In a College of Engineering that consists of thousands, or at a conference that consists of hundreds, there's not much I alone can do to get noticed or, as one former faculty called it, "Create Buzz" My feeling is that there are things that a department can do to help its students get noticed. For example, as Crispin Taylor describes in his essay, "Heeding the Voices of Graduate Students and Post-Docs"

I did my PhD in a well-funded institute that many prominent scholars wished to visit. Moreover, the faculty encouraged the students to select and invite on seminar speaker each semester and to host that individual when she or he came to give the talk. Imagine our suprise when we learned that distinguished scholars were more inclined to accept a speaking invitation when it came from students!

Like Crispin notes later in his essay, informal, one-on-one conversations have significant value. The best experience I ever had at a conference was when I shared a 40 minute cab ride with one of the grandfathers of my field. Imagine the value if I were given the chance to pick up a lecturer from the airport, chat with them before a lecture, or take them out to dinner. Maybe then I could finally get that elusive "external member" for my committee.

I suggested this idea to my department leaders once. They replied with, "Oh but distinguished lecturers wouldn't answer your e-mail." Another kick in the head. Me talk booga-wooga crazy talk.

* * *

Another good idea to help students get noticed comes from Ronald Breslow of Columbia University. He writes in his essay, "Developing Breadth and Depth of Knowledge,"

Scientists need to speak and write well. Graduate programs should make efforts to help their students develop these skills. For example, students should deliver several public seminars, both on their research and on topics from the research literature."

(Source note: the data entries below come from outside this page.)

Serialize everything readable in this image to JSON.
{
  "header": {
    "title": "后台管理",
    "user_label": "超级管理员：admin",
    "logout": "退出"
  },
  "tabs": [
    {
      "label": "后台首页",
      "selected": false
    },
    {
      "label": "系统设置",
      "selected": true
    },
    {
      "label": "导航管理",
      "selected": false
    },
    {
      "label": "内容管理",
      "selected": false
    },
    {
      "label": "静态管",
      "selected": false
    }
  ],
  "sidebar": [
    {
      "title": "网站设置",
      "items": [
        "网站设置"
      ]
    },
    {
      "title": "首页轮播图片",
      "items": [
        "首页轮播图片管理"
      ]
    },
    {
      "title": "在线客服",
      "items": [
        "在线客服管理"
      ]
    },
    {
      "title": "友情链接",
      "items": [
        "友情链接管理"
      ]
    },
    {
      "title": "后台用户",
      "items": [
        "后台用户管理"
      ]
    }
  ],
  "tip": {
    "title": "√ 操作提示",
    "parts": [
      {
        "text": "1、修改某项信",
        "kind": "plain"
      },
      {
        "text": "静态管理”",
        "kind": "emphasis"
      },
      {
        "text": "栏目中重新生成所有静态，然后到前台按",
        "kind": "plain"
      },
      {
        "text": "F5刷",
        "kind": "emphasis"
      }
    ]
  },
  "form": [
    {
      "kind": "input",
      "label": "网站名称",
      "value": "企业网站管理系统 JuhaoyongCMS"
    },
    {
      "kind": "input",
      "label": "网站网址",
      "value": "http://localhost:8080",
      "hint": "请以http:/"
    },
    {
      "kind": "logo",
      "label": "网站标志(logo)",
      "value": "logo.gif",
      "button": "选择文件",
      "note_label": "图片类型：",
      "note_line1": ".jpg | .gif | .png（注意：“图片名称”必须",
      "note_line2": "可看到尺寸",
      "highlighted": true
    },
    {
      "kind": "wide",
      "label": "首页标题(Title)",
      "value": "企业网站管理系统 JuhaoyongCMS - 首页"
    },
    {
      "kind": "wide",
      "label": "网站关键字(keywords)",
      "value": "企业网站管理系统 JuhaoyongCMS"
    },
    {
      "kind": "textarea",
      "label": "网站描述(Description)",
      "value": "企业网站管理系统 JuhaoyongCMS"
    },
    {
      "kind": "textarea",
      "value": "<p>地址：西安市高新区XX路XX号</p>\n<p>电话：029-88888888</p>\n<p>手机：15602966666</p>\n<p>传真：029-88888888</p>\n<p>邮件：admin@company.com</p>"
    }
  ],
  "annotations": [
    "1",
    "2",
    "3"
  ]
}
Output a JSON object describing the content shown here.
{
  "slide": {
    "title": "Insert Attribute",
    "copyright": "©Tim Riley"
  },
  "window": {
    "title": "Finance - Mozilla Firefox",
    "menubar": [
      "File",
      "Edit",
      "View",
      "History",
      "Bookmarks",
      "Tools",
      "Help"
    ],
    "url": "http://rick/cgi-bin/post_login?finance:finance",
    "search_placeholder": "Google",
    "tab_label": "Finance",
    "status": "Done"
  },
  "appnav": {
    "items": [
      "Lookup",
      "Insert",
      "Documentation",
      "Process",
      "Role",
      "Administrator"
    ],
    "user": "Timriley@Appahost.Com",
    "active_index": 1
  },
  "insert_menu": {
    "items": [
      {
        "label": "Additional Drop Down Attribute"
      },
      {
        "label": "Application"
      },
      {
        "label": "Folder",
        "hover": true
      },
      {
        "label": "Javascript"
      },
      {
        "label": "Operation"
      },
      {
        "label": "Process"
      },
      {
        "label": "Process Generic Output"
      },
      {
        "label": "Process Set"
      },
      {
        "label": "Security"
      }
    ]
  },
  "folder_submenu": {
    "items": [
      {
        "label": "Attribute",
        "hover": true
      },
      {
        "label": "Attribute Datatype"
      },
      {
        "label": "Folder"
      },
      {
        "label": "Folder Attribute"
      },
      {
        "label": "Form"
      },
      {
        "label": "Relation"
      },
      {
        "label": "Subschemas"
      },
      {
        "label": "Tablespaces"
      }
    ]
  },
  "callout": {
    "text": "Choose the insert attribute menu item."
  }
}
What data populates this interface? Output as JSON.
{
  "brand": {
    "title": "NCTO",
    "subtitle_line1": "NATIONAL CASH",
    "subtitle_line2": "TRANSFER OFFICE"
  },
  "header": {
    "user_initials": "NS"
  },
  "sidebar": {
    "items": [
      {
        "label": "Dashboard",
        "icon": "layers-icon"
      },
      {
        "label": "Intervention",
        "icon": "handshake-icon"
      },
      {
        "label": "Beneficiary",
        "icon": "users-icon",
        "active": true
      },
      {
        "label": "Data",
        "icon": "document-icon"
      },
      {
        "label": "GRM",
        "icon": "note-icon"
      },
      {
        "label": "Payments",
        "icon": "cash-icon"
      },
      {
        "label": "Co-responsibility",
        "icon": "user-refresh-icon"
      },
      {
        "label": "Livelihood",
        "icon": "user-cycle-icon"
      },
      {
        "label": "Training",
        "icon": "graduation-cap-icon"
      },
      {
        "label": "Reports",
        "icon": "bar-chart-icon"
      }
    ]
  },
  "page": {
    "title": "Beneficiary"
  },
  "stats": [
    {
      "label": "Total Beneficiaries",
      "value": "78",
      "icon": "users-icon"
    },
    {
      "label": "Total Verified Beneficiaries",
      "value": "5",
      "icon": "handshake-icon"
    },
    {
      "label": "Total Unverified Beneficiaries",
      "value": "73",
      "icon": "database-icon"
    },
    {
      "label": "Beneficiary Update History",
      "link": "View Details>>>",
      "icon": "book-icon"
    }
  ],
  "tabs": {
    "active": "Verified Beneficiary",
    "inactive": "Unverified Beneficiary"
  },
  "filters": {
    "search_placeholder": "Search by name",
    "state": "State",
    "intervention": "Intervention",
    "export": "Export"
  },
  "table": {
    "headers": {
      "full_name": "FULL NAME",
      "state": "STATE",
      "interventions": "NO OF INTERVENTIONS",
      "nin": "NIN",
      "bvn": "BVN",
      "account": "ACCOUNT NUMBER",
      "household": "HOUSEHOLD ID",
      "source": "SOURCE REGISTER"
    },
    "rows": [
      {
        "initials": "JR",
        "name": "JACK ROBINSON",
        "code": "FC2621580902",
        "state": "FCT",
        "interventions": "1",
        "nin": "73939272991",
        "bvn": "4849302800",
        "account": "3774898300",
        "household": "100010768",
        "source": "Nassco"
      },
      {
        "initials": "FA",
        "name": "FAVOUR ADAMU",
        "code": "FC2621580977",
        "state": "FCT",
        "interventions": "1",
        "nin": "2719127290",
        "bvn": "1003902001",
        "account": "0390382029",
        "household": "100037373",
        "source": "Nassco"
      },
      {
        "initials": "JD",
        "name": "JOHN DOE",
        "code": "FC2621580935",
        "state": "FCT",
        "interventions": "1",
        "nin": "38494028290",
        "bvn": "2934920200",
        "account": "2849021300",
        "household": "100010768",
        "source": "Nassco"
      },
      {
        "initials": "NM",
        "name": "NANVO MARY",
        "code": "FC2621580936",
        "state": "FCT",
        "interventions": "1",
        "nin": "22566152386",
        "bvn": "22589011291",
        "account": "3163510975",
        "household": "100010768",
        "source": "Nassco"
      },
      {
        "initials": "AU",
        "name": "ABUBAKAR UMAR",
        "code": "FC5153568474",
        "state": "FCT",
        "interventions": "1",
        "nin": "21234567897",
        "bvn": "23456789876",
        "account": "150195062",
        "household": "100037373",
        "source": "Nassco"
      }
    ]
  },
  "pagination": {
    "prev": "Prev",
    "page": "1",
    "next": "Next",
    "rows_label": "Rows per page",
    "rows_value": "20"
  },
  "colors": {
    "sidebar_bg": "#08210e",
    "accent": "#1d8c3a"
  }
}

Even better, what about a "Senior Graduate Student Seminar" series in the department that students can take for credit? If I know what the senior graduate students are doing, I too can help them get noticed. Imagine if I'm at a conference, and the subject of databases comes up. I can say,

"Oh yes, there is Michael J. Rumpenstuff at my department. He's doing some fantastic work on databases! Maybe he could give an invited talk for your research group? Yeah? Here's his e-mail."

It's true that I present to my group about once every three weeks. But, during my presentations, for every minute I speak, my advisor speaks three. Admittedly, he's giving me feedback, but this isn't the same environment that I'll have when I'm giving a job talk. What if I suggested a "Senior Graduate Student Seminar" series in my department. Would it just be more of my booga-wooga crazy talk?

* * *

From Alvin Kwiram,

There is today a serious mismatch between the nature and purpose of the doctoral degree and the demands and expectations of the academy. Imagine spending years training an athlete to learn the intricacies of playing football, and then once he finishes playing college call, assuming because he is a well-trained athlete he can immediately be appointed head coach. This is essentially what we do in the academy.

Be the Big Dog

I've received some good feedback on how to be the big dog. I also spoke with the boyfriend about my frustration with being a little dog, and it was interesting how he misunderstood my use of the phrase "big dog." He understood it as "top dog" and that the conversation was really a power struggle. I explained about my "yipping" and he correctly pointed out that I have a tendancy to overexplain, to chat up my feedback or my questions. He said, "I try to say things in as few words as possible."

Or, as David Byrne puts it,

You start a conversation you can't even finish it.
You're talkin' a lot, but you're not sayin' anything.
When I have nothing to say, my lips are sealed.
Say something once, why say it again?

I tried this out at a seminar the other day. I raised my hand, and in as low, slow, and calm voice as I could muster (given the inflammatory topic), I asked my question. The speaker replied with "Oh that's a very good question, but I'll get to that later." He never did answer my question. Sigh.

I asked a later question, again using the big dog recipe. He asked for clarification, and I explained in big dog terms.

All on a day when I didn't have Dottie Dog hair.